I've just spent a week on holiday in Tuscany and saw some widespread abuse of land and have been mulling on it.
The main crops in this area appear to be grapes, olives and wheat. The land is steep rolling hills, undulating with a clay/silt soil. Almost every hillside, no matter how steep is tilled, and evidence of soil erosion is everywhere. Olive groves are tilled back to bare soil 4 to 6 times per year to control weeds and the soil appear to have very very little carbon. Grapes are planted up/down slopes and the rows are tilled to control weeds. Wheat stubble is immediately ploughed into the ground leaving soil exposed.
It seems like marginal/steeper land is being more heavily used than in the past, with ploughing taking place on steep slopes that would probably have been impossible to cultivate before more modern machinery. Some fields still have flocks of sheep.
At the same time, news reports from the area from the past few years describe catastrophic flash floods.
We saw no evidence of terracing, Swales or other contour based plantings.
Terracing and contour planting.
Terracing, on contour Swales and other strategies would have significant impact on solid conservation and water retention and would likely increase carbon building in the soil. The climate here is suitable for vetiver grass hedges which when planted on contour slow surface water, trap silts and when cut in situ provide mulch materials. The roots build soil carbon and stabilise slopes and they grow as natural terrace form uphill of them.
The texture of these hills and small valleys would lend itself well to earthworks such as dams, but there seems to have been minimal work done locally and there are many opportunities that could be exploited to increase water retention in the soils and in the landscape. Streams seem to be dry at this time of year, but the stream channels are supporting lush green growth while the surrounding fields are barren.

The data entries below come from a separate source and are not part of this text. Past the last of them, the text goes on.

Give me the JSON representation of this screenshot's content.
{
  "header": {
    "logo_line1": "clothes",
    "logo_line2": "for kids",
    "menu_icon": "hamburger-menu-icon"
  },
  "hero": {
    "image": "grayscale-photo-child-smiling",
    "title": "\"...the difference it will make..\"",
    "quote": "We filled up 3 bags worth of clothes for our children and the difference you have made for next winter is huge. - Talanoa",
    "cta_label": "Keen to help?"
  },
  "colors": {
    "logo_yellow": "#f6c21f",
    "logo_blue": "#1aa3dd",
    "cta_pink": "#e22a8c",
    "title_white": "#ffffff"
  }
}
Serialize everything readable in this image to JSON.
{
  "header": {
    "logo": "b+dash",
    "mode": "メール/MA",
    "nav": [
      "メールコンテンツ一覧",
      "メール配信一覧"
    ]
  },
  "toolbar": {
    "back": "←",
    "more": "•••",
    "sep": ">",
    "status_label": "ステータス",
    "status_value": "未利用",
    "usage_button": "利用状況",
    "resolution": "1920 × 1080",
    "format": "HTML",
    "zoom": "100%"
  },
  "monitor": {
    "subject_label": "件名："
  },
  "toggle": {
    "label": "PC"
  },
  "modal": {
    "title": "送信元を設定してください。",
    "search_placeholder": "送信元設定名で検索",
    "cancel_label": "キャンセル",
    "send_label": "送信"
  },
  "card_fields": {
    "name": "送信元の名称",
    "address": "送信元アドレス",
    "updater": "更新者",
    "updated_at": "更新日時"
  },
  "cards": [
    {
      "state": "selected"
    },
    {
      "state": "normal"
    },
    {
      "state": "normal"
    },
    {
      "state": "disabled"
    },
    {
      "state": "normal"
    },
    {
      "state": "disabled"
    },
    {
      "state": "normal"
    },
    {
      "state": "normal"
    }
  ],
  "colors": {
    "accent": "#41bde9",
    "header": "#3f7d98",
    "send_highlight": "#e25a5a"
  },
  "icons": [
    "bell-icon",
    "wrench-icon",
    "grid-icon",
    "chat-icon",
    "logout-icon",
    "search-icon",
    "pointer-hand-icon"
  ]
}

If sufficient water could be stored then small amounts of drip irrigation in the dry months could be used to strategically increase crop yields.
Grazing to manage weeds
A form of rotational grazing could be used beneath olive trees to control weeds (blamed locally for stealing water from the olives) with the objective of reducing fire fuel load and keeping weed species down, while also building soil carbon and the soil water retention capacity.
More musings and photos to follow once I get home and process them.
Moderator, Treatment Free Beekeepers group on Facebook.